[2] See more about UNSARUR’s role in political crises in Mariana O.P. de Lyra, “A atuação da UNASUL nas crises democráticas sul-americanas (2008–2015)” (paper presented at the 9th Latin American Congress of Political Science, ALACIP, Montevideo, June 26–8, 2017). Nonetheless, in the negotiations with Venezuela, the results were not as substantive.

[3] In spite of this statement, during the MERCOSUR summit in Santa Fe (Argentina) in July, Brazil received the rotating presidency of the bloc over the next six months. After the opposition win in Argentina primary vote in August 11, Bolsonaro spoke against the possibility of the left wing politicians return to power in region, fearing a refugee crisis if presidential candidate Mauricio Macri loses the election. This statement broke the tradition of its predecessors, which forged Brazil’s role in the region, respecting all countries and especially its main economic partner of the region. “Brazil’s Bolsonaro warns of Argentine refugee crisis if Macri loses” Reuters, August 12, 2019,

[4] However, these characteristics are not new in the regional architecture once all its forums (such as UNASUR and MERCOSUR) were based on a poor institutionalization since all of them are intergovernmental structures, with few decision-making bodies.

[5] The government, however, was celebrated the agreement achieved in June between European Union and MERCOSUR. “Bolsonaro comemora acordo do Mercosul com a União Europeia”, Agência Brasil, June 29, 2019,

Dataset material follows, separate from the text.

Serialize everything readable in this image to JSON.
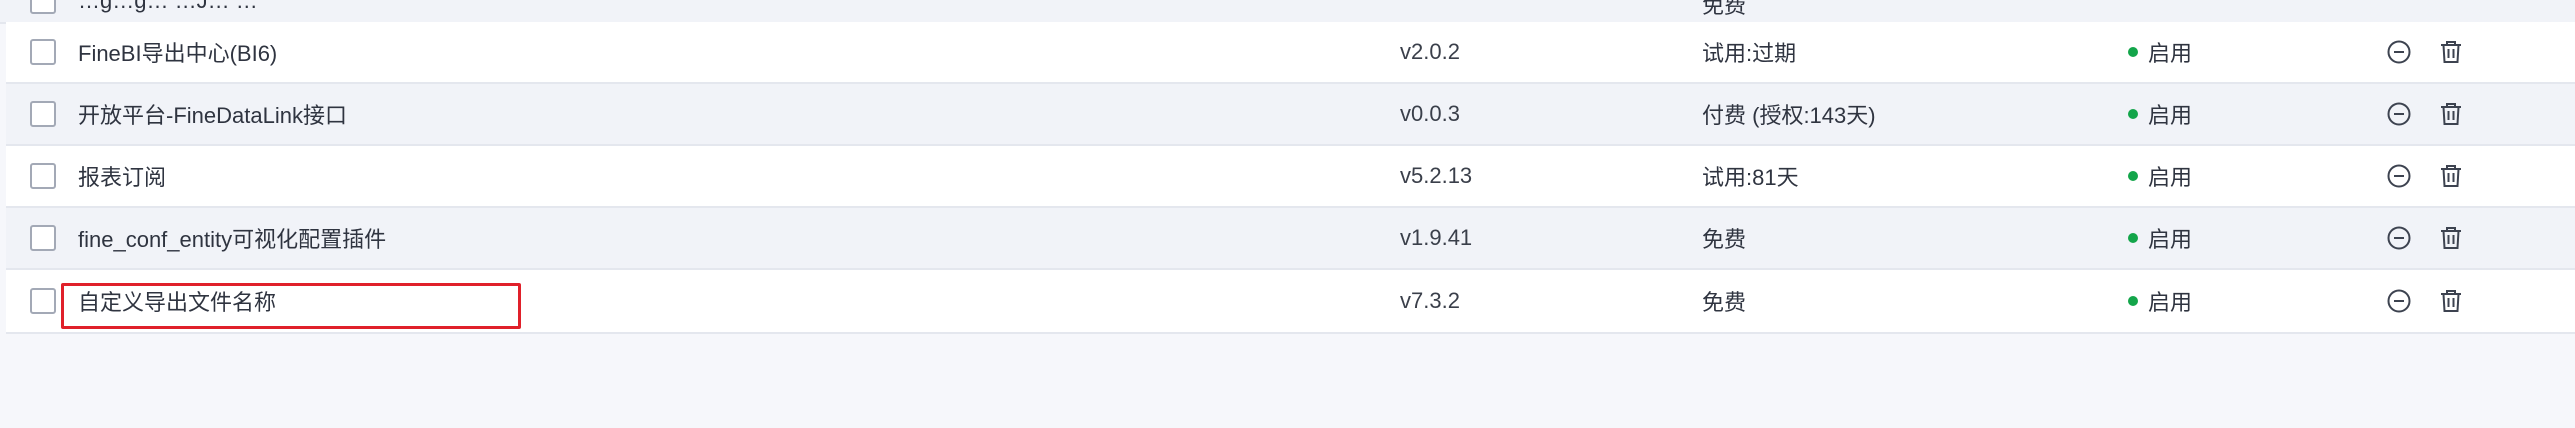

Visiting Fellow Graciela De Conti Pagliari is a Professor of International Relations at the Federal University of Santa Catarina, Brazil. She received her Ph.D. in International Relations from the University of Brasília (UnB) and her M.A. in International Relations from the Federal University of Rio Grande do Sul (UFRGS). Her research interests include regional security, national defense, civil-military relations, geopolitics, Latin American/South American international relations, comparative perspectives on Brazil, and Brazilian foreign policy. Her research as a Visiting Fellow at LARC focuses on cooperation-conflict dynamics in Latin America, and Brazilian security and defense policy.